If you want more info on the problem with food plants in particular, you might get hold of 'Seeds of Deception' by Jeffrey M. Smith.

And, just to make you feel better, our taxes paid for a lot of these very expensive GM plants and what they're doing.

Posted by: Susan

Re: Private Seed Bank - 03/04/07 06:13 AM


I'm not saying that it's a waste of time growing heirloom plants and seeds. It's not. Most of the GM plants thus far produced are the heavily-commercialized ones.

Maintaining heirlooms (esp food plants) may well be more urgent than we know.
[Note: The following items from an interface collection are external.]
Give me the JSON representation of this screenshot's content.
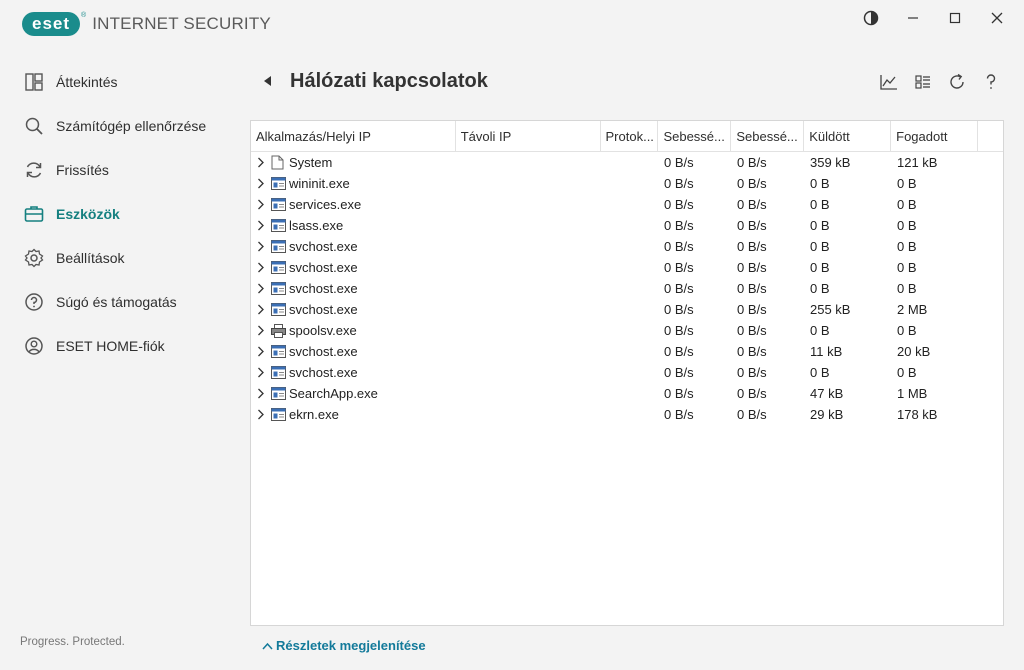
{
  "app": {
    "logo_text": "eset",
    "product_name": "INTERNET SECURITY"
  },
  "sidebar": {
    "items": [
      {
        "label": "Áttekintés",
        "icon": "overview-icon",
        "active": false
      },
      {
        "label": "Számítógép ellenőrzése",
        "icon": "scan-icon",
        "active": false
      },
      {
        "label": "Frissítés",
        "icon": "refresh-icon",
        "active": false
      },
      {
        "label": "Eszközök",
        "icon": "toolbox-icon",
        "active": true
      },
      {
        "label": "Beállítások",
        "icon": "gear-icon",
        "active": false
      },
      {
        "label": "Súgó és támogatás",
        "icon": "help-icon",
        "active": false
      },
      {
        "label": "ESET HOME-fiók",
        "icon": "account-icon",
        "active": false
      }
    ],
    "footer": "Progress. Protected."
  },
  "page": {
    "title": "Hálózati kapcsolatok",
    "details_link": "Részletek megjelenítése"
  },
  "table": {
    "columns": [
      "Alkalmazás/Helyi IP",
      "Távoli IP",
      "Protok...",
      "Sebessé...",
      "Sebessé...",
      "Küldött",
      "Fogadott",
      ""
    ],
    "rows": [
      {
        "app": "System",
        "remote": "",
        "proto": "",
        "speed_in": "0 B/s",
        "speed_out": "0 B/s",
        "sent": "359 kB",
        "received": "121 kB",
        "icon": "file"
      },
      {
        "app": "wininit.exe",
        "remote": "",
        "proto": "",
        "speed_in": "0 B/s",
        "speed_out": "0 B/s",
        "sent": "0 B",
        "received": "0 B",
        "icon": "window"
      },
      {
        "app": "services.exe",
        "remote": "",
        "proto": "",
        "speed_in": "0 B/s",
        "speed_out": "0 B/s",
        "sent": "0 B",
        "received": "0 B",
        "icon": "window"
      },
      {
        "app": "lsass.exe",
        "remote": "",
        "proto": "",
        "speed_in": "0 B/s",
        "speed_out": "0 B/s",
        "sent": "0 B",
        "received": "0 B",
        "icon": "window"
      },
      {
        "app": "svchost.exe",
        "remote": "",
        "proto": "",
        "speed_in": "0 B/s",
        "speed_out": "0 B/s",
        "sent": "0 B",
        "received": "0 B",
        "icon": "window"
      },
      {
        "app": "svchost.exe",
        "remote": "",
        "proto": "",
        "speed_in": "0 B/s",
        "speed_out": "0 B/s",
        "sent": "0 B",
        "received": "0 B",
        "icon": "window"
      },
      {
        "app": "svchost.exe",
        "remote": "",
        "proto": "",
        "speed_in": "0 B/s",
        "speed_out": "0 B/s",
        "sent": "0 B",
        "received": "0 B",
        "icon": "window"
      },
      {
        "app": "svchost.exe",
        "remote": "",
        "proto": "",
        "speed_in": "0 B/s",
        "speed_out": "0 B/s",
        "sent": "255 kB",
        "received": "2 MB",
        "icon": "window"
      },
      {
        "app": "spoolsv.exe",
        "remote": "",
        "proto": "",
        "speed_in": "0 B/s",
        "speed_out": "0 B/s",
        "sent": "0 B",
        "received": "0 B",
        "icon": "printer"
      },
      {
        "app": "svchost.exe",
        "remote": "",
        "proto": "",
        "speed_in": "0 B/s",
        "speed_out": "0 B/s",
        "sent": "11 kB",
        "received": "20 kB",
        "icon": "window"
      },
      {
        "app": "svchost.exe",
        "remote": "",
        "proto": "",
        "speed_in": "0 B/s",
        "speed_out": "0 B/s",
        "sent": "0 B",
        "received": "0 B",
        "icon": "window"
      },
      {
        "app": "SearchApp.exe",
        "remote": "",
        "proto": "",
        "speed_in": "0 B/s",
        "speed_out": "0 B/s",
        "sent": "47 kB",
        "received": "1 MB",
        "icon": "window"
      },
      {
        "app": "ekrn.exe",
        "remote": "",
        "proto": "",
        "speed_in": "0 B/s",
        "speed_out": "0 B/s",
        "sent": "29 kB",
        "received": "178 kB",
        "icon": "window"
      }
    ]
  },
  "colors": {
    "accent": "#158080",
    "link": "#137a9a"
  }
}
There are so many hybrid varieties of seeds being produced, that heirlooms can provide a diversified base if unexpected problems develop.

Posted by: wildman800

Re: Bee Disappearance - 03/04/07 02:59 PM

Whatever is killing/disappearing the bees will probably affect other pollinating insects as well.
Have you seen many Monarch Butterlies lately? I've noticed a major drop in the migrational Robins for the last 3 years, in fact this year is the first I've started seeing Robins and there are very few of them. Here in Lousy-anna, we used to be a major destination for their annual migration.
Posted by: wildman800

Re: Bee Disappearance - 03/04/07 03:00 PM

Ain't the collaberation/cooperation between big government and big corporations truly wonderful?
Posted by: Menawa

Re: Bee Disappearance - 03/06/07 05:06 AM

No, I haven't noticed a decline in other pollinating insects and I've seen a gazillion robins this year in Alabamer. Today they were thick in my newly tilled garden getting worms and grubs I had kicked up. I love robins, especially parboiled, then fried and served with rice.
Posted by: Micah513

Re: Bee Disappearance - 03/07/07 04:53 PM

Good point. I knew that at one time, but had forgotten about honey bees being brought here.
Posted by: teacher

Re: Private Seed Bank - 04/02/07 08:03 PM

Check out "seed savers" its related to what you are looking for
Posted by: DesertFox

Re: Private Seed Bank - 04/03/07 07:37 PM is another good source of non GM, non hybrid seeds. They also have a lot of information (and, of course, products for sale) on how to gather seeds from this year's crop and save them to plant next year.
Posted by: Susan

Re: Private Seed Bank - 04/04/07 04:21 AM

There are also quite a few books on saving heirloom seed. Just go to Amazon and type in 'seed saving'.